Exercise material:
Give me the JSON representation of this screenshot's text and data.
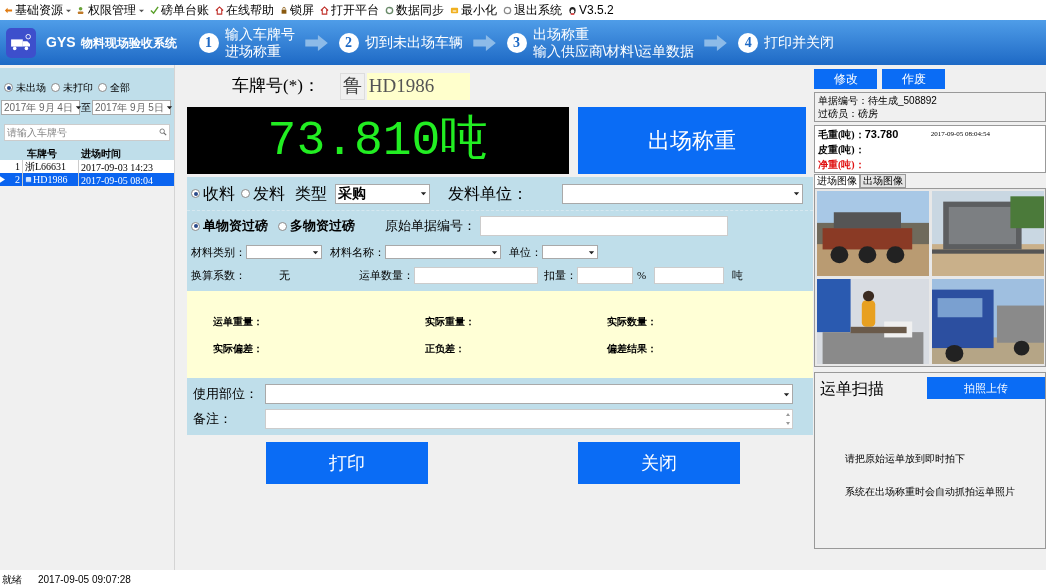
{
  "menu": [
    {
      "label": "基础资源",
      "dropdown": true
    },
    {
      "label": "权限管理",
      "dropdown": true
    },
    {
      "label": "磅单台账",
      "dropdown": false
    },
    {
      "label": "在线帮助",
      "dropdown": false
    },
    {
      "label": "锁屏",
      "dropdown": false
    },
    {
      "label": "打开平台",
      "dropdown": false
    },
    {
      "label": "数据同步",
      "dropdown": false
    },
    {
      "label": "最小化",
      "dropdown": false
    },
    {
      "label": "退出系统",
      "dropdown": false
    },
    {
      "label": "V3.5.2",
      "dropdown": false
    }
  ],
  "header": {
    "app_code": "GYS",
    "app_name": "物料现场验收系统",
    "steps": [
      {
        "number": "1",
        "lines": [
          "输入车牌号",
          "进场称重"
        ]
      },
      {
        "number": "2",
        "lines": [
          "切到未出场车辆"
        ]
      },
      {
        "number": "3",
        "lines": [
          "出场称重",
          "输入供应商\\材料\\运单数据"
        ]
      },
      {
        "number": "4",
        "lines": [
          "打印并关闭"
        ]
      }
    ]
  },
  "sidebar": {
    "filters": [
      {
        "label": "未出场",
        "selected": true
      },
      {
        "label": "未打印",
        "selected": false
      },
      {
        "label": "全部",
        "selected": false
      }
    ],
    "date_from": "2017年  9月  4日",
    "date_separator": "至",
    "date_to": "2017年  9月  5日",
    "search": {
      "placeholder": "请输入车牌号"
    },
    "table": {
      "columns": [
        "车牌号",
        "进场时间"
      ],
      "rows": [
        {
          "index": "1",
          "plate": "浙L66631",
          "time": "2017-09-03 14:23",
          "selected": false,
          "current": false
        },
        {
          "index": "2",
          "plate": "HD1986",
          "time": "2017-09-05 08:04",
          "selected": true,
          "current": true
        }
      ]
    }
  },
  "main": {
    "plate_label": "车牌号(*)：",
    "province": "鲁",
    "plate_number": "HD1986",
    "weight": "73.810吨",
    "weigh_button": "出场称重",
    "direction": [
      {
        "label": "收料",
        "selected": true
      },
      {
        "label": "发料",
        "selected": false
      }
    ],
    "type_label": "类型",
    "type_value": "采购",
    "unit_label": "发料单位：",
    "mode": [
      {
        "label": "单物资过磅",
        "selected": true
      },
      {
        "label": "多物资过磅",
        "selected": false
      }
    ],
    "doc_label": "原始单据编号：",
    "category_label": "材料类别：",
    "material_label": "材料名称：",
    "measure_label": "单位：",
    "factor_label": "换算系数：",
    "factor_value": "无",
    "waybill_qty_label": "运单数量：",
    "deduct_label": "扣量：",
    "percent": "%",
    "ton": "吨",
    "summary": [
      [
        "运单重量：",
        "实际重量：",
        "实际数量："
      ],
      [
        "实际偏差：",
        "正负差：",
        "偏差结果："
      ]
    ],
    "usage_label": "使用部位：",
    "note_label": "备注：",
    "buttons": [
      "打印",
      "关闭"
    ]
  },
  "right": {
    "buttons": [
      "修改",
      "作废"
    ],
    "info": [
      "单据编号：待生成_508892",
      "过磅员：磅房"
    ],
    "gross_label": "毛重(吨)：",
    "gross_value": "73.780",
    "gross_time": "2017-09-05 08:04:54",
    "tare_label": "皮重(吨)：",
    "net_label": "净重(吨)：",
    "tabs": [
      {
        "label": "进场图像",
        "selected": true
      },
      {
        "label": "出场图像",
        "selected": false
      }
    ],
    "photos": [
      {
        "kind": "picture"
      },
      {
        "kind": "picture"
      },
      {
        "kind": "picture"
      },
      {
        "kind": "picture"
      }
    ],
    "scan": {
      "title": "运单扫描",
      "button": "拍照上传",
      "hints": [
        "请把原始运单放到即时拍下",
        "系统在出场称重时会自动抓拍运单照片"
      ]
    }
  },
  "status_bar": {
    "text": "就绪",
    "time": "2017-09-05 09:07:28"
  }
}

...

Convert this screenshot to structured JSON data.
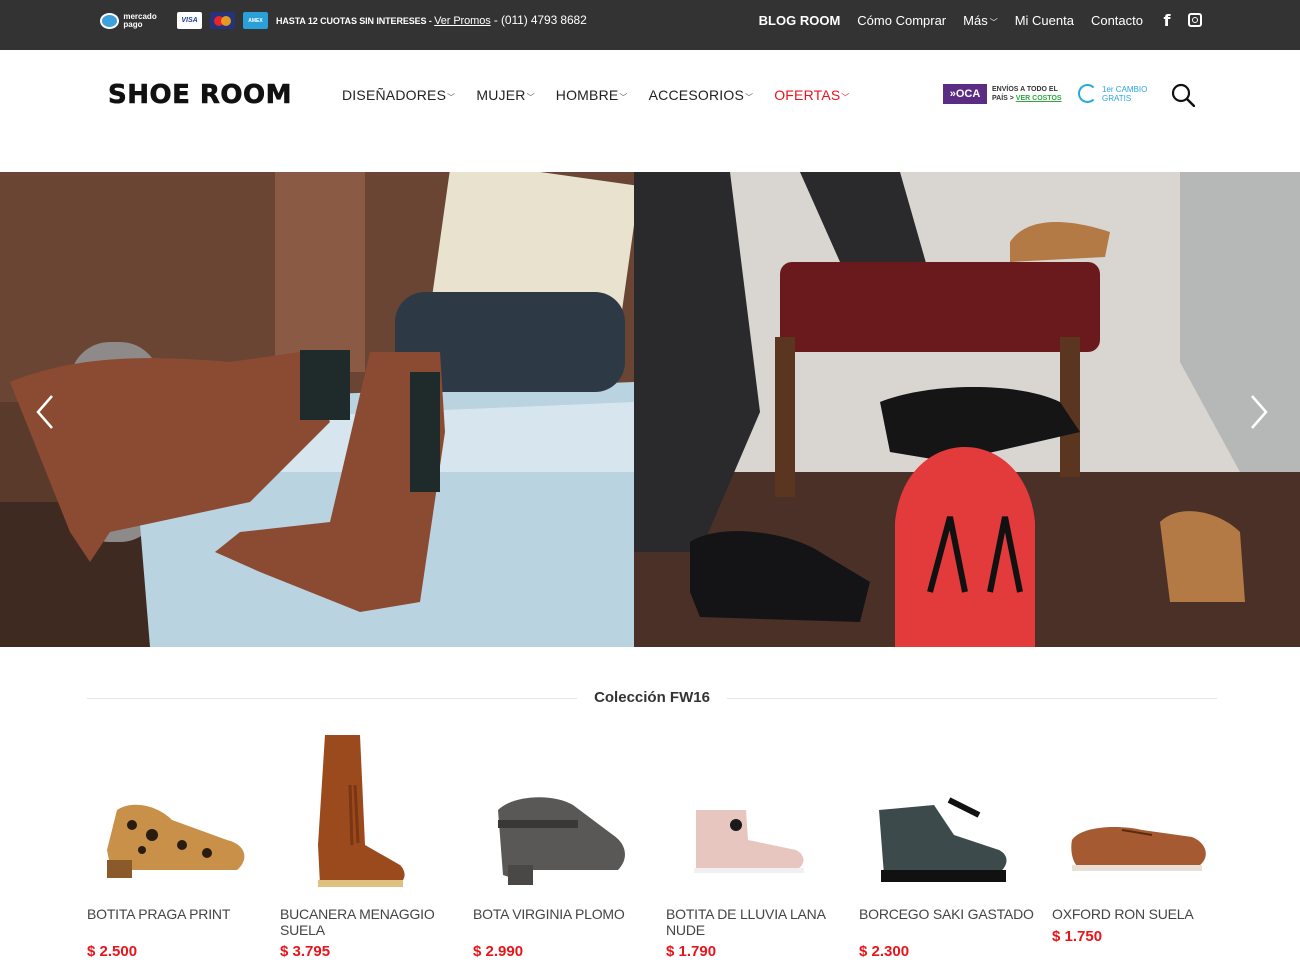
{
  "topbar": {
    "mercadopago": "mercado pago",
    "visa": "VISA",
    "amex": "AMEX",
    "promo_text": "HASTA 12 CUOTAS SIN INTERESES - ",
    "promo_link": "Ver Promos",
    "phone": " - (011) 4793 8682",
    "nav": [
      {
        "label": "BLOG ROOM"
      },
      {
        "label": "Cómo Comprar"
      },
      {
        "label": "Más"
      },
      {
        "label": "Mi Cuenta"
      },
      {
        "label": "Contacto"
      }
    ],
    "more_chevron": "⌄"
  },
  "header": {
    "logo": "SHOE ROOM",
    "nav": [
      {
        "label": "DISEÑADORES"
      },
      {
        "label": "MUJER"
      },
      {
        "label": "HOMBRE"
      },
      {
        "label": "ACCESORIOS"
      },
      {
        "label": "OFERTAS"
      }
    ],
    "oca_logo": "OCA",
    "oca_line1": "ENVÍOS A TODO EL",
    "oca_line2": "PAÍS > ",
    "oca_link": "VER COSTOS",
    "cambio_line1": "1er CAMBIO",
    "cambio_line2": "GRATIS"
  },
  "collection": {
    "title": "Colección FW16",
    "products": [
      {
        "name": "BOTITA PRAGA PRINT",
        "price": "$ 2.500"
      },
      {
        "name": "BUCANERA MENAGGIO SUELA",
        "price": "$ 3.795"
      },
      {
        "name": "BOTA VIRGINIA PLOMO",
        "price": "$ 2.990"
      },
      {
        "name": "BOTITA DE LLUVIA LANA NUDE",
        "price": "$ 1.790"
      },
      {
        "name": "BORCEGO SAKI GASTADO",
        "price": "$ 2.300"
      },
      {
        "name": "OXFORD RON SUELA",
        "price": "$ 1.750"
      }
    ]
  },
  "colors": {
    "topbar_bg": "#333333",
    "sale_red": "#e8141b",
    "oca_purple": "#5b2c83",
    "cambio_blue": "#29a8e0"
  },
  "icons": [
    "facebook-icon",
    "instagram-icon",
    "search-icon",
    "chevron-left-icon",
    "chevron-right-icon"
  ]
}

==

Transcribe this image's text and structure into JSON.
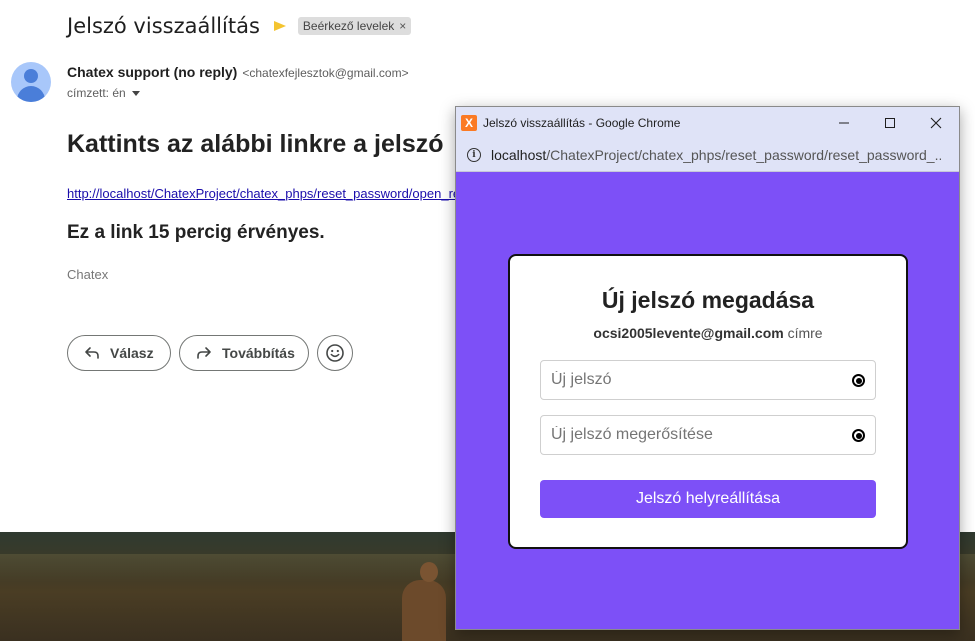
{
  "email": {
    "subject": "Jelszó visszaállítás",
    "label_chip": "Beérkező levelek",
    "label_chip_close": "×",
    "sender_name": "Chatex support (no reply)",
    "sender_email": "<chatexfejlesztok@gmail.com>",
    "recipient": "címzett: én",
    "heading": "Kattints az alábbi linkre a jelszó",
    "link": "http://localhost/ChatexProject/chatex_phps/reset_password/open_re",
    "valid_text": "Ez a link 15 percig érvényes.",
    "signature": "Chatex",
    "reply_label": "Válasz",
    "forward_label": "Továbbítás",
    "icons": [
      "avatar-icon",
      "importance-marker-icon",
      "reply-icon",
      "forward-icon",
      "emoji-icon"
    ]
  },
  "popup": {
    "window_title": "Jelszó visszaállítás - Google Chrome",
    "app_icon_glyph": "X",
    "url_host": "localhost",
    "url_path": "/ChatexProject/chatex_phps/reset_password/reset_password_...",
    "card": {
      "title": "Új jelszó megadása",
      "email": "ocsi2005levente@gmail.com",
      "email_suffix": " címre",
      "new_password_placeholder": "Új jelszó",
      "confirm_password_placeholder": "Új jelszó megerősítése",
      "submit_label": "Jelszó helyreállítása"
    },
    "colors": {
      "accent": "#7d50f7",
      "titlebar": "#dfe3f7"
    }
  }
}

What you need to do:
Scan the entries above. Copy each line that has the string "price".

Exercise answer:
        "price": "$ 2.500"
        "price": "$ 3.795"
        "price": "$ 2.990"
        "price": "$ 1.790"
        "price": "$ 2.300"
        "price": "$ 1.750"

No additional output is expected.